The number of college football underclassmen seeking an evaluation from the Draft Advisory Committee has dropped dramatically since last year’s record numbers.
(We await word on whether Vincent had authority to make such statements)
The deadline for requesting an evaluation was Monday, December 15th, but it is more of a soft deadline, so that number could rise slightly. The NFL’s Draft Advisory Board will provide an evaluation on all requests that came in by Monday, and will do others that come in after that date as they are able to, but an assessment is not guaranteed if it comes in now.

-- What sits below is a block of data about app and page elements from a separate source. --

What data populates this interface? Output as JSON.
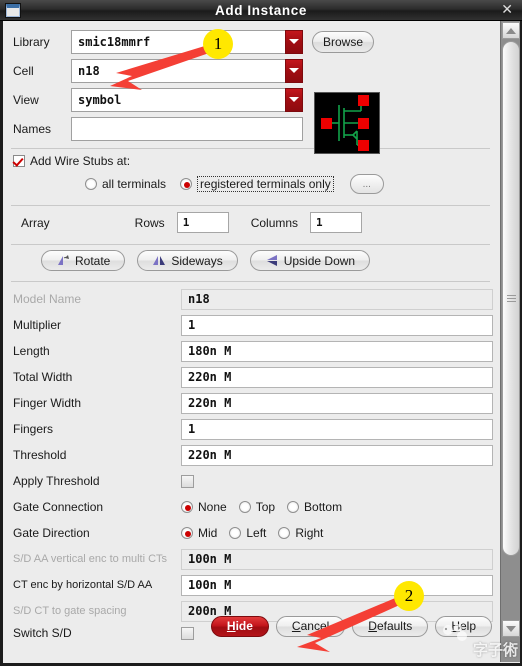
{
  "window": {
    "title": "Add Instance",
    "icon": "window-icon",
    "close_label": "✕"
  },
  "top_fields": [
    {
      "label": "Library",
      "value": "smic18mmrf",
      "type": "combo"
    },
    {
      "label": "Cell",
      "value": "n18",
      "type": "combo"
    },
    {
      "label": "View",
      "value": "symbol",
      "type": "combo"
    },
    {
      "label": "Names",
      "value": "",
      "type": "text"
    }
  ],
  "browse_button": "Browse",
  "wire_stubs": {
    "checkbox_label": "Add Wire Stubs at:",
    "checked": true,
    "options": [
      {
        "label": "all terminals",
        "selected": false
      },
      {
        "label": "registered terminals only",
        "selected": true
      }
    ],
    "more_button": "..."
  },
  "array": {
    "label": "Array",
    "rows_label": "Rows",
    "rows_value": "1",
    "columns_label": "Columns",
    "columns_value": "1"
  },
  "orientation_buttons": [
    {
      "label": "Rotate",
      "icon": "rotate-icon"
    },
    {
      "label": "Sideways",
      "icon": "flip-horizontal-icon"
    },
    {
      "label": "Upside Down",
      "icon": "flip-vertical-icon"
    }
  ],
  "parameters": [
    {
      "label": "Model Name",
      "value": "n18",
      "kind": "field",
      "readonly": true
    },
    {
      "label": "Multiplier",
      "value": "1",
      "kind": "field",
      "readonly": false
    },
    {
      "label": "Length",
      "value": "180n M",
      "kind": "field",
      "readonly": false
    },
    {
      "label": "Total Width",
      "value": "220n M",
      "kind": "field",
      "readonly": false
    },
    {
      "label": "Finger Width",
      "value": "220n M",
      "kind": "field",
      "readonly": false
    },
    {
      "label": "Fingers",
      "value": "1",
      "kind": "field",
      "readonly": false
    },
    {
      "label": "Threshold",
      "value": "220n M",
      "kind": "field",
      "readonly": false
    },
    {
      "label": "Apply Threshold",
      "kind": "checkbox",
      "checked": false,
      "readonly": false
    },
    {
      "label": "Gate Connection",
      "kind": "radios",
      "readonly": false,
      "options": [
        {
          "label": "None",
          "selected": true
        },
        {
          "label": "Top",
          "selected": false
        },
        {
          "label": "Bottom",
          "selected": false
        }
      ]
    },
    {
      "label": "Gate Direction",
      "kind": "radios",
      "readonly": false,
      "options": [
        {
          "label": "Mid",
          "selected": true
        },
        {
          "label": "Left",
          "selected": false
        },
        {
          "label": "Right",
          "selected": false
        }
      ]
    },
    {
      "label": "S/D AA vertical enc to multi CTs",
      "value": "100n M",
      "kind": "field",
      "readonly": true
    },
    {
      "label": "CT enc by horizontal S/D AA",
      "value": "100n M",
      "kind": "field",
      "readonly": false
    },
    {
      "label": "S/D CT to gate spacing",
      "value": "200n M",
      "kind": "field",
      "readonly": true
    },
    {
      "label": "Switch S/D",
      "kind": "checkbox",
      "checked": false,
      "readonly": false
    }
  ],
  "dialog_buttons": [
    {
      "label": "Hide",
      "primary": true
    },
    {
      "label": "Cancel",
      "primary": false
    },
    {
      "label": "Defaults",
      "primary": false
    },
    {
      "label": "Help",
      "primary": false
    }
  ],
  "annotations": [
    {
      "number": "1",
      "target": "cell-field"
    },
    {
      "number": "2",
      "target": "hide-button"
    }
  ],
  "watermark": "字子術",
  "colors": {
    "accent_red": "#c4161c",
    "badge_yellow": "#ffe800",
    "arrow_red": "#f43f35",
    "symbol_green": "#12a34a",
    "terminal_red": "#ee0000",
    "titlebar": "#2c2c2c"
  }
}
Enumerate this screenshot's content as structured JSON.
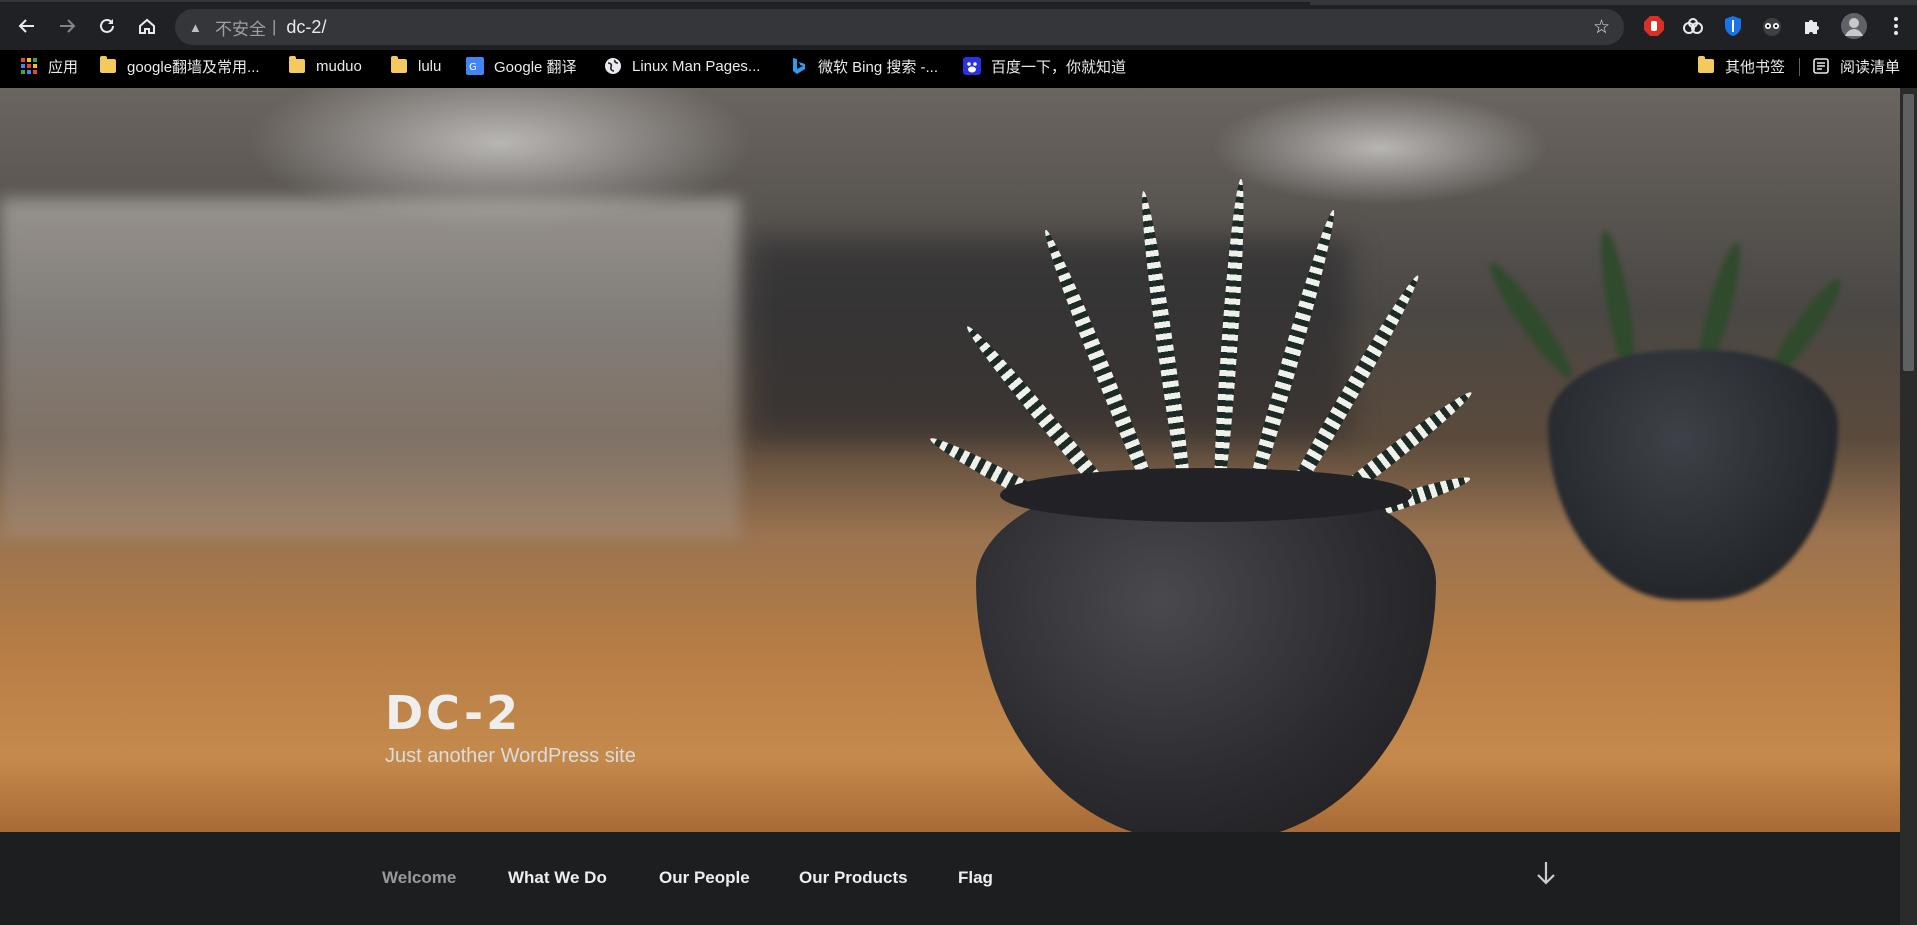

Last January, I detailed the Draft Advisory Board and the work they did to provide the early entrants with evaluations. The stated reason for starting the board was to provide more informed evaluations so players would not have to rely on outside sources that may not be fairly assessing the prospects.
However, recent changes that were installed before the season may change that. Back in July, news came out that the Draft Advisory Board was changing its evaluations to only now release assessments that a player could be drafted in the first round, in the second round, or should return to school. Previously, the categories also included advising that they could be drafted as high as the third round; that they could be drafted, but not in the first three rounds; or that they would not be drafted.
The other change was that a limit was placed on each school (the evaluations are submitted through the schools) of five players each year, which could only be expanded if the school sought a specific waiver. Don’t you think that the school limit affected these numbers?
So just because the number of people requesting an evaluation has dropped, does not mean the actual number of early entrants will, at least as dramatically. Most of the players who were undrafted last year as early entrants either did not seek an evaluation from the Draft Advisory Board, ignored the (more specific) recommendation, or relied on a previous evaluation from an earlier year, prior to injuries and poor performance. Many of the entrants, also, who go early while having a slim chance of getting drafted do so because of legal or disciplinary issues–in other words, they might be out of the program anyway.
Making a value judgment that only being drafted in the top two rounds is worthy of going professional may not match the reality for many players. There is a vast difference between being a fourth round pick, and someone who has very little chance of ever making a NFL roster. Just look at this year. In addition to all the early picks, underclassmen like Martavis Bryant, Tre Mason, Alfred Blue, Bashaud Breeland, De’Anthony Thomas, Cameron Fleming, Aaron Lynch, Richard Rodgers, Terrance West and Jarvis Landry have all been contributors as guys drafted outside the first two rounds.
Should they get the same designation as someone who has no chance to make a roster? Or should they be given better information?
Most importantly, if they are not going to be given that evaluation from the Draft Advisory Board, players who are hearing they could get drafted, but are not likely to be top picks, may just declare without seeking advice.
We’ll see how it turns out, but while requests are down, we’ll find out in a month whether that was a function of the structure that is limiting requests and the specificity of information, or an actual downturn in the number of underclassmen ready to move on and start getting paid to play football.